--- TO DO ---
Copy every line from the records below that carries the word "décembre".

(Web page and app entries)
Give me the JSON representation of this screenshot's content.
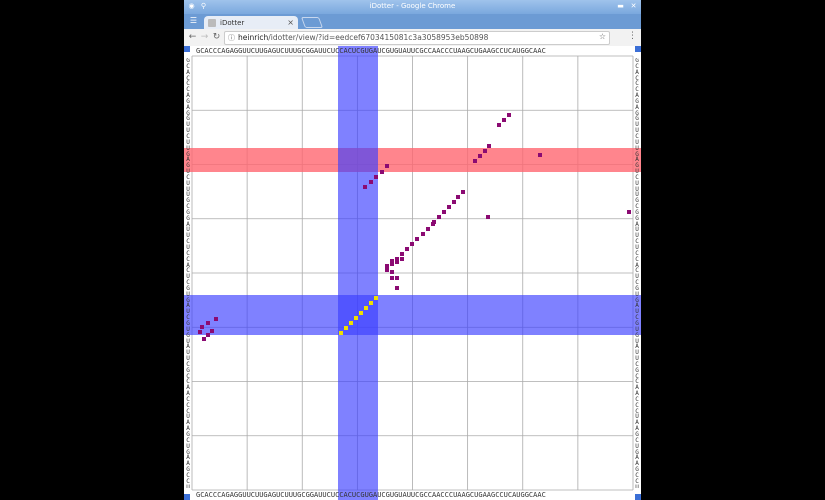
{
  "window": {
    "title": "iDotter - Google Chrome",
    "tab_label": "iDotter",
    "tab_close": "×",
    "url_host": "heinrich",
    "url_path": "/idotter/view/?id=eedcef6703415081c3a3058953eb50898",
    "minimize": "▬",
    "close": "✕"
  },
  "icons": {
    "back": "←",
    "forward": "→",
    "reload": "↻",
    "page": "ⓘ",
    "star": "☆",
    "menu": "⋮"
  },
  "sequence": "GCACCCAGAGGUUCUUGAGUCUUUGCGGAUUCUCCACUCGUGAUCGUGUAUUCGCCAACCCUAAGCUGAAGCCUCAUGGCAAC",
  "dotplot": {
    "grid_rows": 8,
    "grid_cols": 8,
    "colors": {
      "dot": "#8b0a72",
      "selected_dot": "#f0e000",
      "highlight_red": "#ff6670",
      "highlight_blue": "#3a3dff"
    }
  }
}
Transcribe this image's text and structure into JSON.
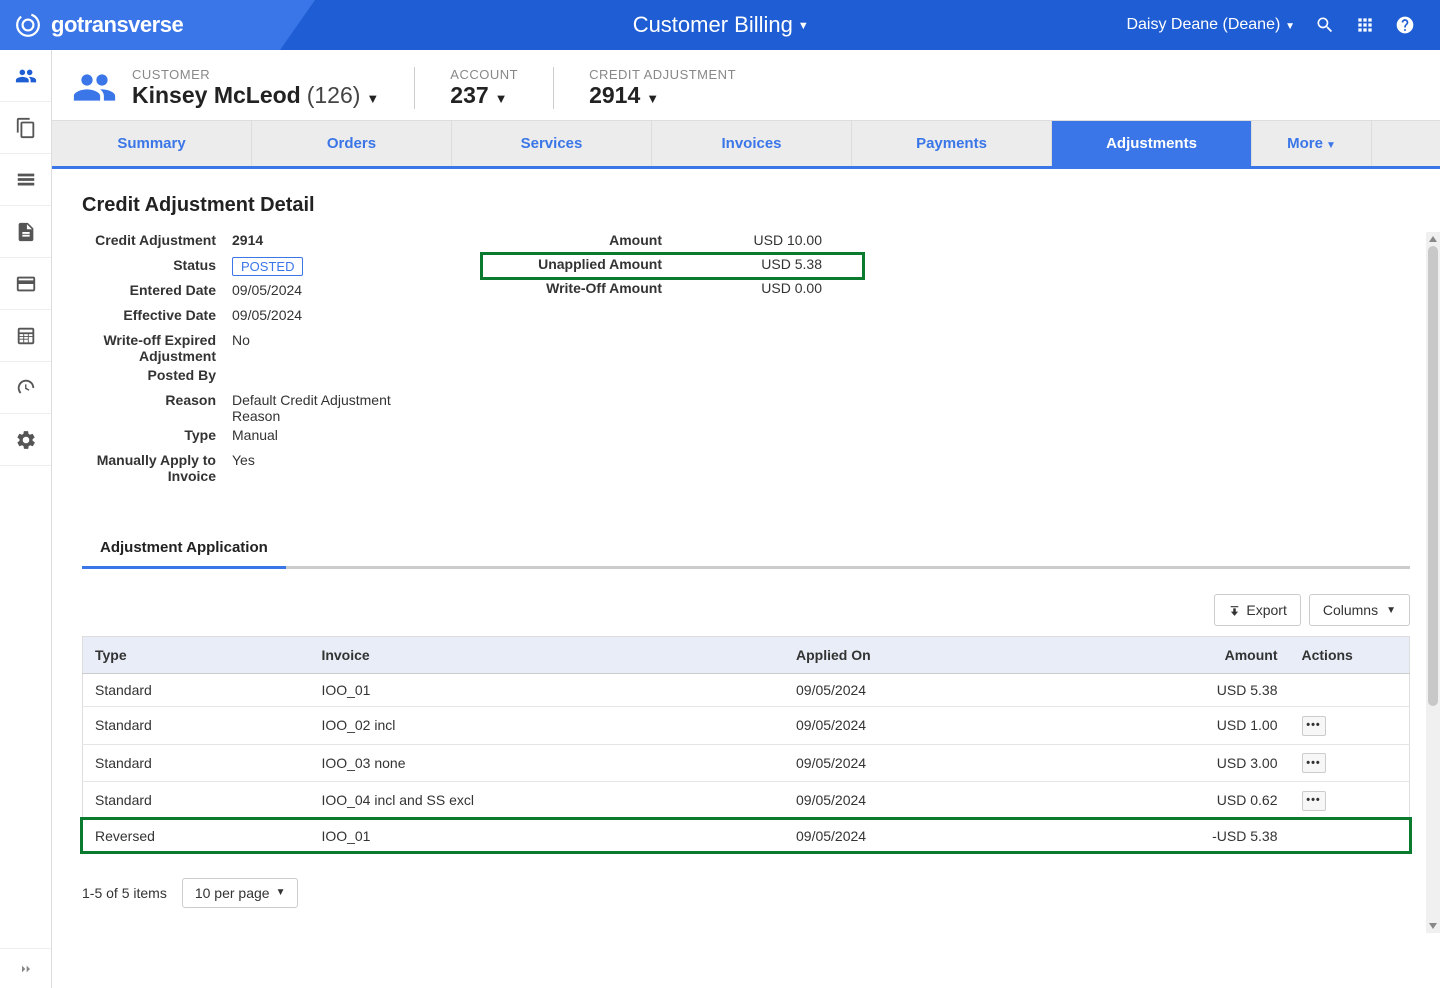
{
  "header": {
    "brand": "gotransverse",
    "title": "Customer Billing",
    "user": "Daisy Deane (Deane)"
  },
  "breadcrumb": {
    "customer": {
      "label": "CUSTOMER",
      "name": "Kinsey McLeod",
      "id": "(126)"
    },
    "account": {
      "label": "ACCOUNT",
      "value": "237"
    },
    "adjustment": {
      "label": "CREDIT ADJUSTMENT",
      "value": "2914"
    }
  },
  "tabs": [
    "Summary",
    "Orders",
    "Services",
    "Invoices",
    "Payments",
    "Adjustments",
    "More"
  ],
  "active_tab": "Adjustments",
  "section_title": "Credit Adjustment Detail",
  "details_left": [
    {
      "label": "Credit Adjustment",
      "value": "2914",
      "bold": true
    },
    {
      "label": "Status",
      "value": "POSTED",
      "badge": true
    },
    {
      "label": "Entered Date",
      "value": "09/05/2024"
    },
    {
      "label": "Effective Date",
      "value": "09/05/2024"
    },
    {
      "label": "Write-off Expired Adjustment",
      "value": "No"
    },
    {
      "label": "Posted By",
      "value": ""
    },
    {
      "label": "Reason",
      "value": "Default Credit Adjustment Reason"
    },
    {
      "label": "Type",
      "value": "Manual"
    },
    {
      "label": "Manually Apply to Invoice",
      "value": "Yes"
    }
  ],
  "details_right": [
    {
      "label": "Amount",
      "value": "USD 10.00"
    },
    {
      "label": "Unapplied Amount",
      "value": "USD 5.38",
      "highlight": true
    },
    {
      "label": "Write-Off Amount",
      "value": "USD 0.00"
    }
  ],
  "sub_tab": "Adjustment Application",
  "toolbar": {
    "export": "Export",
    "columns": "Columns"
  },
  "table": {
    "headers": [
      "Type",
      "Invoice",
      "Applied On",
      "Amount",
      "Actions"
    ],
    "rows": [
      {
        "type": "Standard",
        "invoice": "IOO_01",
        "applied_on": "09/05/2024",
        "amount": "USD 5.38",
        "actions": false
      },
      {
        "type": "Standard",
        "invoice": "IOO_02 incl",
        "applied_on": "09/05/2024",
        "amount": "USD 1.00",
        "actions": true
      },
      {
        "type": "Standard",
        "invoice": "IOO_03 none",
        "applied_on": "09/05/2024",
        "amount": "USD 3.00",
        "actions": true
      },
      {
        "type": "Standard",
        "invoice": "IOO_04 incl and SS excl",
        "applied_on": "09/05/2024",
        "amount": "USD 0.62",
        "actions": true
      },
      {
        "type": "Reversed",
        "invoice": "IOO_01",
        "applied_on": "09/05/2024",
        "amount": "-USD 5.38",
        "actions": false,
        "highlight": true
      }
    ]
  },
  "pagination": {
    "summary": "1-5 of 5 items",
    "per_page": "10 per page"
  }
}
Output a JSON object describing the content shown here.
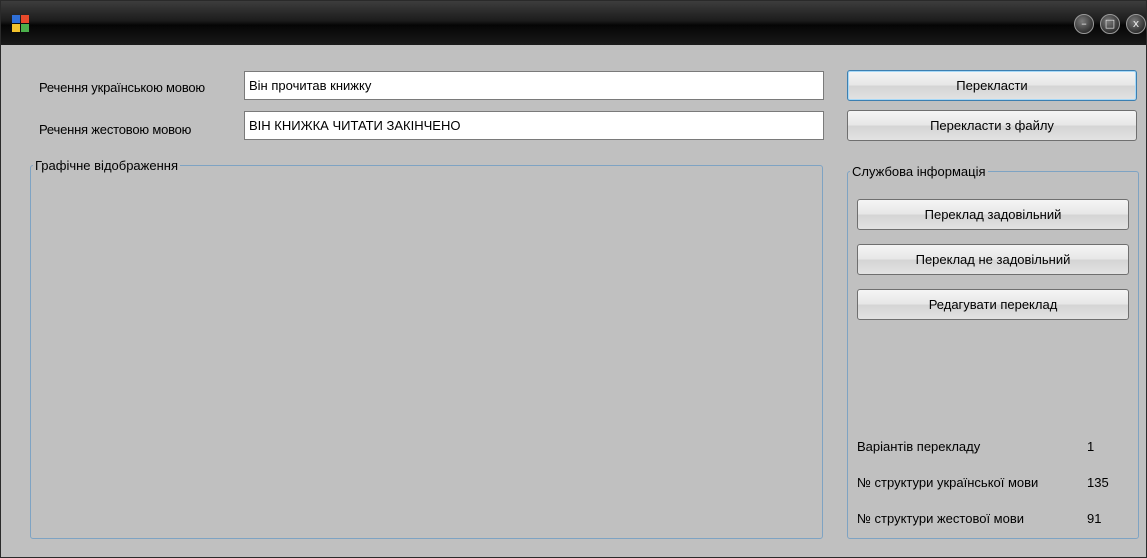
{
  "titlebar": {
    "app_icon": "app-window-icon",
    "controls": {
      "minimize": "–",
      "maximize": "□",
      "close": "x"
    }
  },
  "form": {
    "ukrainian_label": "Речення українською мовою",
    "ukrainian_value": "Він прочитав книжку",
    "sign_label": "Речення жестовою мовою",
    "sign_value": "ВІН КНИЖКА ЧИТАТИ ЗАКІНЧЕНО"
  },
  "buttons": {
    "translate": "Перекласти",
    "translate_file": "Перекласти з файлу"
  },
  "graphic_group": {
    "title": "Графічне відображення"
  },
  "service_group": {
    "title": "Службова інформація",
    "buttons": {
      "satisfactory": "Переклад задовільний",
      "unsatisfactory": "Переклад не задовільний",
      "edit": "Редагувати переклад"
    },
    "stats": [
      {
        "label": "Варіантів перекладу",
        "value": "1"
      },
      {
        "label": "№ структури української мови",
        "value": "135"
      },
      {
        "label": "№ структури жестової мови",
        "value": "91"
      }
    ]
  }
}
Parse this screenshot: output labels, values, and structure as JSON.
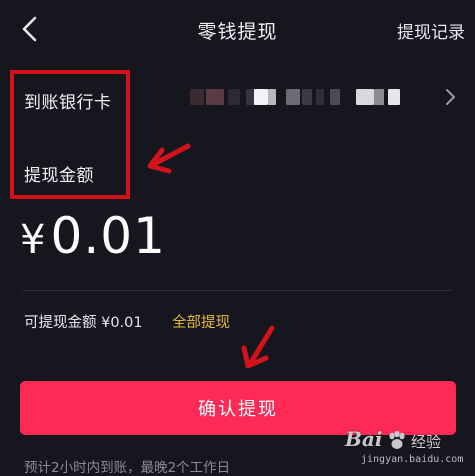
{
  "header": {
    "title": "零钱提现",
    "history_link": "提现记录",
    "back_icon": "chevron-left-icon"
  },
  "bank_row": {
    "label": "到账银行卡",
    "value_masked": true,
    "chevron_icon": "chevron-right-icon"
  },
  "amount_row": {
    "label": "提现金额",
    "currency_symbol": "¥",
    "value": "0.01"
  },
  "available": {
    "text": "可提现金额 ¥0.01",
    "withdraw_all": "全部提现"
  },
  "confirm_button": {
    "label": "确认提现"
  },
  "footnote": "预计2小时内到账，最晚2个工作日",
  "watermark": {
    "brand": "Bai",
    "product": "经验",
    "url": "jingyan.baidu.com"
  },
  "colors": {
    "background": "#15161e",
    "accent": "#ff2a55",
    "link": "#e6b93e",
    "annotation": "#d4121c"
  }
}
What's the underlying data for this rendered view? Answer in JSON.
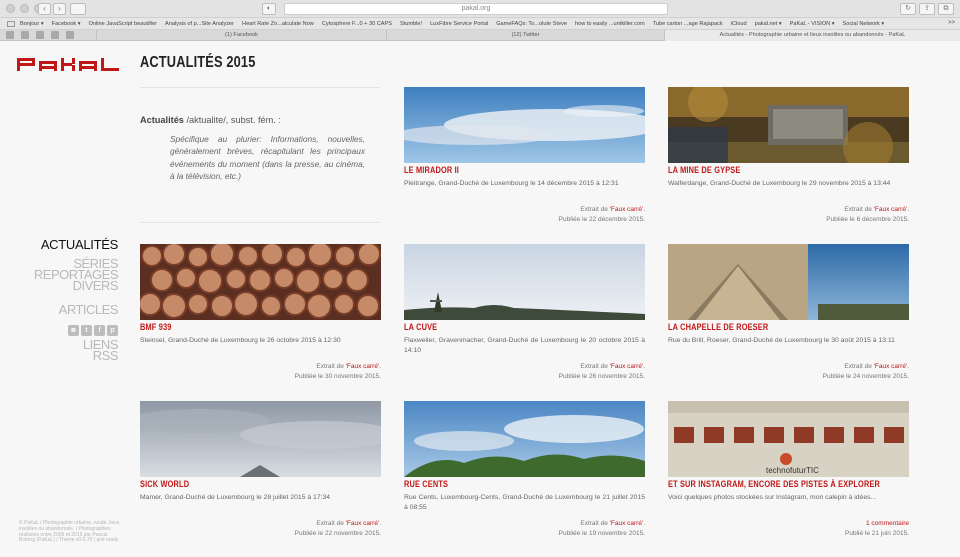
{
  "browser": {
    "url": "pakal.org",
    "bookmarks": [
      "Bonjour ▾",
      "Facebook ▾",
      "Online JavaScript beautifier",
      "Analysis of p...Site Analyzer",
      "Heart Rate Zo...alculate Now",
      "Cytosphere F...0 + 30 CAPS",
      "Stumble!",
      "LuxFibre Service Portal",
      "GameFAQs: To...olute Steve",
      "how to easily ...untkiller.com",
      "Tube carton ...age Rajapack",
      "iCloud",
      "pakal.net ▾",
      "PaKaL - VISION ▾",
      "Social Network ▾"
    ],
    "bookmarks_more": ">>",
    "tabs": [
      "(1) Facebook",
      "(12) Twitter",
      "Actualités - Photographie urbaine et lieux insolites ou abandonnés - PaKaL"
    ]
  },
  "site": {
    "logo_text": "PaKaL",
    "nav_active": "ACTUALITÉS",
    "nav_group": [
      "SÉRIES",
      "REPORTAGES",
      "DIVERS"
    ],
    "nav_articles": "ARTICLES",
    "social": [
      "instagram-icon",
      "twitter-icon",
      "facebook-icon",
      "pinterest-icon"
    ],
    "nav_liens": "LIENS",
    "nav_rss": "RSS",
    "copyright": "© PaKaL / Photographie urbaine, rurale, lieux insolites ou abandonnés. | Photographies réalisées entre 2005 et 2015 par Pascal Boberg (PaKaL) / Theme v0.6.70 | qnē ready"
  },
  "intro": {
    "title": "ACTUALITÉS 2015",
    "term": "Actualités",
    "pron": " /aktualite/, subst. fém. :",
    "definition": "Spécifique au plurier: Informations, nouvelles, généralement brèves, récapitulant les principaux événements du moment (dans la presse, au cinéma, à la télévision, etc.)"
  },
  "labels": {
    "extrait": "Extrait de ",
    "series_name": "'Faux carré'",
    "dot": "."
  },
  "cards": [
    {
      "title": "LE MIRADOR II",
      "meta": "Pleitrange, Grand-Duché de Luxembourg le 14 décembre 2015 à 12:31",
      "foot1": "",
      "foot2": "Publiée le 22 décembre 2015."
    },
    {
      "title": "LA MINE DE GYPSE",
      "meta": "Walferdange, Grand-Duché de Luxembourg le 29 novembre 2015 à 13:44",
      "foot1": "",
      "foot2": "Publiée le 6 décembre 2015."
    },
    {
      "title": "BMF 939",
      "meta": "Steinsel, Grand-Duché de Luxembourg le 26 octobre 2015 à 12:30",
      "foot1": "",
      "foot2": "Publiée le 30 novembre 2015."
    },
    {
      "title": "LA CUVE",
      "meta": "Flaxweiler, Gravenmacher, Grand-Duché de Luxembourg le 20 octobre 2015 à 14:10",
      "foot1": "",
      "foot2": "Publiée le 26 novembre 2015."
    },
    {
      "title": "LA CHAPELLE DE ROESER",
      "meta": "Rue du Brill, Roeser, Grand-Duché de Luxembourg le 30 août 2015 à 13:11",
      "foot1": "",
      "foot2": "Publiée le 24 novembre 2015."
    },
    {
      "title": "SICK WORLD",
      "meta": "Mamer, Grand-Duché de Luxembourg le 28 juillet 2015 à 17:34",
      "foot1": "",
      "foot2": "Publiée le 22 novembre 2015."
    },
    {
      "title": "RUE CENTS",
      "meta": "Rue Cents, Luxembourg-Cents, Grand-Duché de Luxembourg le 21 juillet 2015 à 08:55",
      "foot1": "",
      "foot2": "Publiée le 19 novembre 2015."
    },
    {
      "title": "ET SUR INSTAGRAM, ENCORE DES PISTES À EXPLORER",
      "meta": "Voici quelques photos stockées sur Instagram, mon calepin à idées...",
      "foot1": "1 commentaire",
      "foot2": "Publié le 21 juin 2015."
    }
  ],
  "colors": {
    "accent": "#c01818",
    "background": "#f7f7f7"
  }
}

--- WRITTEN RESPONSE ---
      "meta": "Pleitrange, Grand-Duché de Luxembourg le 14 décembre 2015 à 12:31",
      "foot2": "Publiée le 22 décembre 2015."
      "foot2": "Publiée le 6 décembre 2015."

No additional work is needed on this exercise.